A Californian patient who received remdesivir recovered as well.
According to Gilead CEO, more than 1,700 COVID-19 patients have now been treated through the company's programmes.

"New US sites have been initiated and we are adding more on an ongoing basis. We are also making progress in Europe. The European Medicines Agency announced that it has provided EU member states with recommendations on implementing expanded access programmes for remdesivir in their countries," informed Daniel.

Still an investigational drug

Remdesivir is still an investigational medicine and has not been approved by regulatory authorities anywhere in the world. "The safety and efficacy are not yet known so while we feel the greatest sense of urgency in our work with remdesivir, we must take the responsible, ethical approach of determining whether it is indeed a safe, effective treatment. "This is why multiple clinical trials for remdesivir are underway, involving thousands of patients with COVID-19 across the world," said the CEO.
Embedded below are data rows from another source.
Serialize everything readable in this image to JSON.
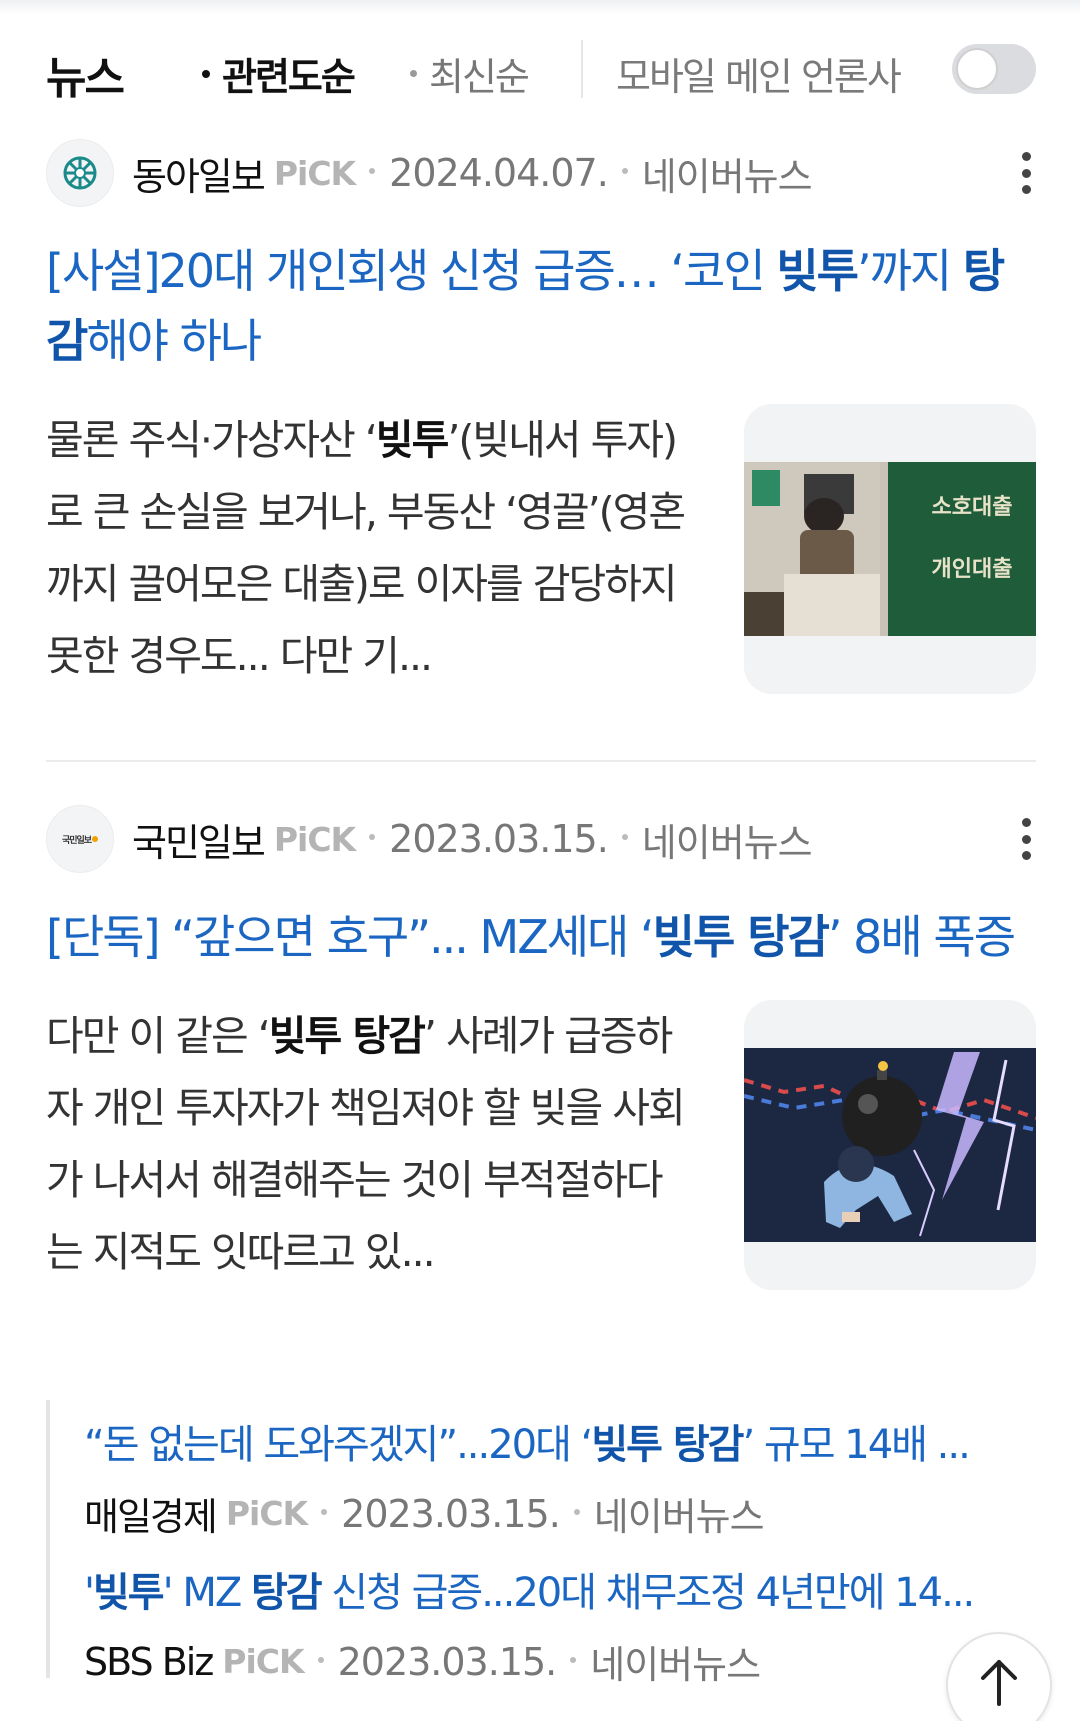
{
  "header": {
    "title": "뉴스",
    "sort_relevance": "관련도순",
    "sort_latest": "최신순",
    "toggle_label": "모바일 메인 언론사",
    "toggle_on": false
  },
  "articles": [
    {
      "source": "동아일보",
      "pick": "PiCK",
      "date": "2024.04.07.",
      "platform": "네이버뉴스",
      "title": {
        "p1": "[사설]20대 개인회생 신청 급증… ‘코인 ",
        "b1": "빚투",
        "p2": "’까지 ",
        "b2": "탕감",
        "p3": "해야 하나"
      },
      "desc": {
        "p1": "물론 주식·가상자산 ‘",
        "b1": "빚투",
        "p2": "’(빚내서 투자)로 큰 손실을 보거나, 부동산 ‘영끌’(영혼까지 끌어모은 대출)로 이자를 감당하지 못한 경우도... 다만 기..."
      },
      "thumb_sign_1": "소호대출",
      "thumb_sign_2": "개인대출"
    },
    {
      "source": "국민일보",
      "logo_text": "국민일보",
      "pick": "PiCK",
      "date": "2023.03.15.",
      "platform": "네이버뉴스",
      "title": {
        "p1": "[단독] “갚으면 호구”... MZ세대 ‘",
        "b1": "빚투 탕감",
        "p2": "’ 8배 폭증"
      },
      "desc": {
        "p1": "다만 이 같은 ‘",
        "b1": "빚투 탕감",
        "p2": "’ 사례가 급증하자 개인 투자자가 책임져야 할 빚을 사회가 나서서 해결해주는 것이 부적절하다는 지적도 잇따르고 있..."
      }
    }
  ],
  "related": [
    {
      "title": {
        "p1": "“돈 없는데 도와주겠지”...20대 ‘",
        "b1": "빚투 탕감",
        "p2": "’ 규모 14배 ..."
      },
      "source": "매일경제",
      "pick": "PiCK",
      "date": "2023.03.15.",
      "platform": "네이버뉴스"
    },
    {
      "title": {
        "p1": "'",
        "b1": "빚투",
        "p2": "' MZ ",
        "b2": "탕감",
        "p3": " 신청 급증...20대 채무조정 4년만에 14..."
      },
      "source": "SBS Biz",
      "pick": "PiCK",
      "date": "2023.03.15.",
      "platform": "네이버뉴스"
    }
  ],
  "colors": {
    "link": "#1a66c2",
    "toggle_off": "#dadce0",
    "thumb_green": "#1e5c3a"
  },
  "icons": [
    "donga-logo-icon",
    "more-vertical-icon",
    "kukmin-logo-icon",
    "arrow-up-icon"
  ]
}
Scientists have suggested dozens of existing compounds for testing but WHO is focusing on the four most promising therapies. These are "an experimental antiviral compound called remdesivir; the malaria medications chloroquine and hydroxychloroquine; a combination of two HIV drugs, lopinavir and ritonavir; and that same combination plus interferon-beta, an immune system messenger that can help cripple viruses".

Gilead has reduced the end-to-end manufacturing timeline from approximately one year, to around six months. "We have set an ambitious goal of producing more than 500,000 treatment courses by October and more than 1 million treatment courses by the end of this year," informed the CEO.

(With inputs from agencies)